As expected, Apple confirmed yesterday during its WWDC keynote that macOS 10.14 Mojave will be the last version of macOS to support legacy 32-bit apps.
Apple commenced its plan to begin phasing out 32-bit apps on Macs in macOS High Sierra 10.13.4. When a 32-bit app is opened in High Sierra, users get a warning about its future incompatibility with the macOS operating system.
Likewise, when opening 32-bit apps in macOS 10.14 Mojave (beta 1), users are shown a dialog box with a similar message telling them that "This app will not work with future versions of macOS". Clicking "OK" on the prompt then allows the app to open.

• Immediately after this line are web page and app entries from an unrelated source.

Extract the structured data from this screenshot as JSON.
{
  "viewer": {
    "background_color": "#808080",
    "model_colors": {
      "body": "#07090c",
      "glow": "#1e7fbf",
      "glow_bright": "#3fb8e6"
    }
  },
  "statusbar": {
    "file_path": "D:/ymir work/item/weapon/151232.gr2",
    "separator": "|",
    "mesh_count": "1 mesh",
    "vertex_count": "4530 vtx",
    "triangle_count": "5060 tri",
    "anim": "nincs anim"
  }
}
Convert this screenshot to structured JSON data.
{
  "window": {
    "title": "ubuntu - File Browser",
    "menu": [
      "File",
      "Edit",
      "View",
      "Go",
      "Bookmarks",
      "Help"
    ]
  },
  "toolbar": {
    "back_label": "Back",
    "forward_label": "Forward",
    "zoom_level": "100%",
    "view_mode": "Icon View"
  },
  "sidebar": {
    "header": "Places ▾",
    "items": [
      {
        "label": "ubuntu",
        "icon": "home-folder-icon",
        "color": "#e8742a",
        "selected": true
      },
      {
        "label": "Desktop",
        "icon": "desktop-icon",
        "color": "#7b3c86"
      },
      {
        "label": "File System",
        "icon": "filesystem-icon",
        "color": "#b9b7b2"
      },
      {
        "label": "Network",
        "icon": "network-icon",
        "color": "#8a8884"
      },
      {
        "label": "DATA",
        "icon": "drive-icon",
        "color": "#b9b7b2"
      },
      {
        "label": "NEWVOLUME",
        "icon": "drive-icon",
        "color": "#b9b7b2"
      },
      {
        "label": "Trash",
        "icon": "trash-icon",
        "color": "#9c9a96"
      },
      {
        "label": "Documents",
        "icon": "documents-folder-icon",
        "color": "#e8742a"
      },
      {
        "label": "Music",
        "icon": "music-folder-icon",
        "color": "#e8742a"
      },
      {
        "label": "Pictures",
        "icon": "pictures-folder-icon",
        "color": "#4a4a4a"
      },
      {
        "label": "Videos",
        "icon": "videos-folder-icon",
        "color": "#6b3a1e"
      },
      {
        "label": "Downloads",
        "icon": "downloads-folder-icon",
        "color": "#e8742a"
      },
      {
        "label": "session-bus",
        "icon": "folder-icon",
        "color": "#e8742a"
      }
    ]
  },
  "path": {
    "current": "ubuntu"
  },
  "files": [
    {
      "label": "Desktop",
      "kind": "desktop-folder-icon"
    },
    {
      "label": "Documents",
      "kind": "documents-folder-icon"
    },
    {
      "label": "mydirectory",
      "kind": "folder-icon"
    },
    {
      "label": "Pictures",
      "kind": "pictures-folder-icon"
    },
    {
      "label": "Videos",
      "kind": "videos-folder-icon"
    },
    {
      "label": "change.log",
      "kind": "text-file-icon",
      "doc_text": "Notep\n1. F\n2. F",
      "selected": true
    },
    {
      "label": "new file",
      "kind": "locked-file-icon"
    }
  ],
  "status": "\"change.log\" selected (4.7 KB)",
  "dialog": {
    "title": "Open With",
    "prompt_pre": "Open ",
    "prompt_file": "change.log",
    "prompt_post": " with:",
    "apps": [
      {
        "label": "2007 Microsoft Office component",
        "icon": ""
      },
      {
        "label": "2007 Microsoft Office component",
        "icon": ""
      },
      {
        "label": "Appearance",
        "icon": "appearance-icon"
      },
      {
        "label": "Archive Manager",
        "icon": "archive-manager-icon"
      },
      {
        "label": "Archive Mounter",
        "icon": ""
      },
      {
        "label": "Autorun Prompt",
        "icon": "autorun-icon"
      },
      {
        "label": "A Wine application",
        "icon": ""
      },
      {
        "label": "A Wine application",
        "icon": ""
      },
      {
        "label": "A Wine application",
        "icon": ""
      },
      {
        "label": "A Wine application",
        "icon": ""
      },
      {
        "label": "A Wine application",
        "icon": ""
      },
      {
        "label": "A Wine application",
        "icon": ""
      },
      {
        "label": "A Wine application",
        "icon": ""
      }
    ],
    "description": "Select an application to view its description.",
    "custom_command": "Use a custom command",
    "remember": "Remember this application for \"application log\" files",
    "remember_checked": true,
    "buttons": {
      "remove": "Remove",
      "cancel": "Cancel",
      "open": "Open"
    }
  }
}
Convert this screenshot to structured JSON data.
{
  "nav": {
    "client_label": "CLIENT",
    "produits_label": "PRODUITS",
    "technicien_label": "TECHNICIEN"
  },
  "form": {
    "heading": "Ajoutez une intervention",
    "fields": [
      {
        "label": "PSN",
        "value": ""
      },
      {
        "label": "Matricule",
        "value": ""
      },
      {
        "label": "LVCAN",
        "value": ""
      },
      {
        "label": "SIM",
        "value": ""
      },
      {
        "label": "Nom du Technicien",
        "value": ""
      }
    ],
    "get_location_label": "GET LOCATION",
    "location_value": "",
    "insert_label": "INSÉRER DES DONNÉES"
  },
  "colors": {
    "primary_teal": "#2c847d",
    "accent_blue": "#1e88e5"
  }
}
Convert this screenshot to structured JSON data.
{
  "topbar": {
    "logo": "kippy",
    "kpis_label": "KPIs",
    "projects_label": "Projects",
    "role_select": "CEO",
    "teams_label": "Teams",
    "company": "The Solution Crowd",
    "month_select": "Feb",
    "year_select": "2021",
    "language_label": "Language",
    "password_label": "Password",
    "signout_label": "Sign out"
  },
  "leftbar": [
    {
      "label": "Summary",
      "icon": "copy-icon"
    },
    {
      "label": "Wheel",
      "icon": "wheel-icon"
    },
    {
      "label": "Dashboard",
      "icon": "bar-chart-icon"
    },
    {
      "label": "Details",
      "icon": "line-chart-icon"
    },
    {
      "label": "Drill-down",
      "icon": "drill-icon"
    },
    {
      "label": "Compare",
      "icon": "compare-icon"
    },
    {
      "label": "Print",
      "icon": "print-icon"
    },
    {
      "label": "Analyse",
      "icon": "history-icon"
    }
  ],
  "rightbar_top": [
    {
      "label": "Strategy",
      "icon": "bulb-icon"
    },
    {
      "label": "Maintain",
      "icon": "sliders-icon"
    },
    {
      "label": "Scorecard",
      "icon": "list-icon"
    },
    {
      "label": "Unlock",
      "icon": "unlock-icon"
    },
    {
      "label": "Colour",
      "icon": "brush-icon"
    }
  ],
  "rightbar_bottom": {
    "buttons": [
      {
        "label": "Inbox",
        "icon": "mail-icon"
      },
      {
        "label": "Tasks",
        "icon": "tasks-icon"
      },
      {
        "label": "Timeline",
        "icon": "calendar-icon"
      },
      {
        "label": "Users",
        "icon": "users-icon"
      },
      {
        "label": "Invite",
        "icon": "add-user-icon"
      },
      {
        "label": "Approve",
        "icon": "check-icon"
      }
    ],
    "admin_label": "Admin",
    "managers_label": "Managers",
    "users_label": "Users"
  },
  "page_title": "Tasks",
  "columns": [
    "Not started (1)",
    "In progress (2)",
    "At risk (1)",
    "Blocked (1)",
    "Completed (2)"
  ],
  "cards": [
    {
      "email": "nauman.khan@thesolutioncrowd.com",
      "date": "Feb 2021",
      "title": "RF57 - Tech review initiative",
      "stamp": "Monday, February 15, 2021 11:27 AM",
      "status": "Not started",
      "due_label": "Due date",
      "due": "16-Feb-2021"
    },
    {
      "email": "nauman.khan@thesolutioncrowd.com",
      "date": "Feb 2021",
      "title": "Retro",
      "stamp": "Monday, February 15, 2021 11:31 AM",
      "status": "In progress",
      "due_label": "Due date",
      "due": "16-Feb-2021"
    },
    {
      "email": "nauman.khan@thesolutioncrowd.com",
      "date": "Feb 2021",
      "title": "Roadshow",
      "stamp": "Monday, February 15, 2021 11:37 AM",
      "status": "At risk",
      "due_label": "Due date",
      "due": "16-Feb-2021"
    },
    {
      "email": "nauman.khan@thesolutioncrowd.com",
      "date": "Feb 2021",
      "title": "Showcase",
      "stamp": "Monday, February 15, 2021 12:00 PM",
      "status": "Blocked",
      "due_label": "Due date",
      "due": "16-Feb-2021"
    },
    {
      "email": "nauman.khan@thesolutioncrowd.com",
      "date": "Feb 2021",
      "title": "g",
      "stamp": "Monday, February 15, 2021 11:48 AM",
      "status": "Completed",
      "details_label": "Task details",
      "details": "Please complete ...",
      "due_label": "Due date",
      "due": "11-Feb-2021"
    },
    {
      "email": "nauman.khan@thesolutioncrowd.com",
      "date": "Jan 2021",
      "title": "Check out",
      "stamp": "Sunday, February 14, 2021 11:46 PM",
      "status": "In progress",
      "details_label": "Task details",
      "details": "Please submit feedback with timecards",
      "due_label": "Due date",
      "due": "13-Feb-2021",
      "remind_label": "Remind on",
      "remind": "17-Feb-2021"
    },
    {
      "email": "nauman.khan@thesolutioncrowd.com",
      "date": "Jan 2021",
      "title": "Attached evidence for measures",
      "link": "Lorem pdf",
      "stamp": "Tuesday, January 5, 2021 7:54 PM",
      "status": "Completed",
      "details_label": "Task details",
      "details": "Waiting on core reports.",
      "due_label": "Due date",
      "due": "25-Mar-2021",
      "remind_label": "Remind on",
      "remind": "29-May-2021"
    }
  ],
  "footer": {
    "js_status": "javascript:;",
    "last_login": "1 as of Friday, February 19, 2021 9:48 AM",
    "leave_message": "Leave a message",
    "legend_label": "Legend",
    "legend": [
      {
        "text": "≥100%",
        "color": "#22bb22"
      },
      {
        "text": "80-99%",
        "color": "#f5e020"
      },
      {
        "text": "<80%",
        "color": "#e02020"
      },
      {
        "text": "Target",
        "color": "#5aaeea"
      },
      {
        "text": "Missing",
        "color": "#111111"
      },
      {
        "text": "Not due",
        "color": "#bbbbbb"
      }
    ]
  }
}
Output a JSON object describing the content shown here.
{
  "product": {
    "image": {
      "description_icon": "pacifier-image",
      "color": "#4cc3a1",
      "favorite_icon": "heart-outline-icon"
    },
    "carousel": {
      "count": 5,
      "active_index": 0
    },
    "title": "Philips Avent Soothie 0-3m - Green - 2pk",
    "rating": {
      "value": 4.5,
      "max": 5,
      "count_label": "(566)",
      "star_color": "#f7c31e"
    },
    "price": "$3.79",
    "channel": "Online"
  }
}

Currently, the warning is only shown one time for each app. That could well change in subsequent betas of macOS Mojave, however, since Apple previously said it would include "aggressive" warnings about 32-bit apps in the next version of macOS after High Sierra before they are phased out entirely.
Apple's effort to phase them out on Macs mirrors the path it took when ending 32-bit app support on iOS devices. In iOS 10, Apple provided increasingly more insistent warnings to let users know that their apps wouldn't work with future versions of iOS before phasing out 32-bit support entirely in iOS 11.
Once 32-bit apps are phased out on Macs, they won't be able to be used at all, so users will need to find replacements for older 32-bit apps that aren't likely to be updated to 64-bit. You can find out which apps on your Mac are still running in 32-bit by following our how-to guide.
Top Rated Comments
There are probably good reasons why now to stop 32-bit drivers and apps and not that it is just evolution of technology.
if I remember correctly back in my security days, it may have to do with security holes etc. with drivers and coding. (my guess) the resent Spectra and the many other vulnerabilities associated with intel’s cpu’s may accelerate the need for exit. Again, just my thoughts and past experiences.